In the most epic Dodger playoff game in a generation, in the longest nine-inning playoff game in postseason history, the Dodgers found the buried treasure of a four-run seventh-inning rally, then watched Kenley Jansen and Clayton Kershaw drag that golden chest to glory, defeating the Washington Nationals, 4-3, to advance to the National League Championship Series.
Jansen, whom Dave Roberts boldly put into the game with the tying run on base in the seventh inning, threw a career-high 51 pitches — four fewer than Dodger starter Rich Hill — to get the Dodgers within reach of victory.

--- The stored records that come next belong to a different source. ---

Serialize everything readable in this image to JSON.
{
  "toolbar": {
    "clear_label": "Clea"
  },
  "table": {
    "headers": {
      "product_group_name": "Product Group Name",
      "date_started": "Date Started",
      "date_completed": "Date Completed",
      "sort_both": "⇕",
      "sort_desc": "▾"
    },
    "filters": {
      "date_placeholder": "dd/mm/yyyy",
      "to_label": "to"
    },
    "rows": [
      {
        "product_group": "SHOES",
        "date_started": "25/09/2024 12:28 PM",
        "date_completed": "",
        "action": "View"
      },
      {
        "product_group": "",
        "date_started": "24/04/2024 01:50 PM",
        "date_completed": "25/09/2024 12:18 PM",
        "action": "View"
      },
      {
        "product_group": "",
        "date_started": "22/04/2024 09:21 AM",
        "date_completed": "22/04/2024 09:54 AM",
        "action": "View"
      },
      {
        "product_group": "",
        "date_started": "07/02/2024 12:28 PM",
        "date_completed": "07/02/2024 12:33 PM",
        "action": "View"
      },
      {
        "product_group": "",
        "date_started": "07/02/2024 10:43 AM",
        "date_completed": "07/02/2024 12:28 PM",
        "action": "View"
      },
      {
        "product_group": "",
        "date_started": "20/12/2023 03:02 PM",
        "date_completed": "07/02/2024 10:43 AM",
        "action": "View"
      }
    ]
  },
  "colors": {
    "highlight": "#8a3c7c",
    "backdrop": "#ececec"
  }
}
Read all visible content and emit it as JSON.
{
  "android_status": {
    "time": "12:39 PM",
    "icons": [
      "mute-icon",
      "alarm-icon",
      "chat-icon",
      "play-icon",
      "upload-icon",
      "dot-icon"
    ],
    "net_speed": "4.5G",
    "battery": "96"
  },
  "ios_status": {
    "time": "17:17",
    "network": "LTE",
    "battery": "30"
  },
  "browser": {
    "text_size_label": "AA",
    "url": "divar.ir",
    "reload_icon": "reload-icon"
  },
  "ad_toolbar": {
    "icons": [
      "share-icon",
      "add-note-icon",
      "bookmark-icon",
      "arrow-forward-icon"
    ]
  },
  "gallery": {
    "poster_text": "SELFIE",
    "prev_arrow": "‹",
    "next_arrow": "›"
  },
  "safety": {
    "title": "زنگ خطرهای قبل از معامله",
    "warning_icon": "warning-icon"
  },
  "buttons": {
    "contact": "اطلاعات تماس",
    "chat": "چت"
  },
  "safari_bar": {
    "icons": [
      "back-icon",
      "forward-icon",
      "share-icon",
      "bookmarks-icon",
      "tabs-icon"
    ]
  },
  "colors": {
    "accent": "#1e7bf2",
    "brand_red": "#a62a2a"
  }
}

Kershaw, the 19th Dodger to play in the game, got the final two outs, two nights after he threw 110 pitches in the Dodgers’ Game 4 victory — instantly recalling Orel Hershiser’s extra-inning save in the last playoff series the Dodgers came from behind to win, the 1988 NLCS.
The winning pitcher was none other than Julio Urías, who became the youngest pitcher in MLB playoff history to get the W.
It was the victory of a generation. It was a victory that seemed to take a generation.
By Jon Weisman
What’s the ideal scenario for the Dodgers at Washington tonight in the deciding game of the National League Division Series?
Pretty simply: An early lead, six or seven combined innings from Rich Hill (officially announced as today’s starting pitcher) and Julio Urías, and matchups from the set-up men before Kenley Jansen sends Los Angeles to Wrigley Field.
It’s hardly implausible, given that the Dodgers scored four runs in the first three innings against Nationals starter Max Scherzer in Game 1. Then there’s the potential of Hill and Urías.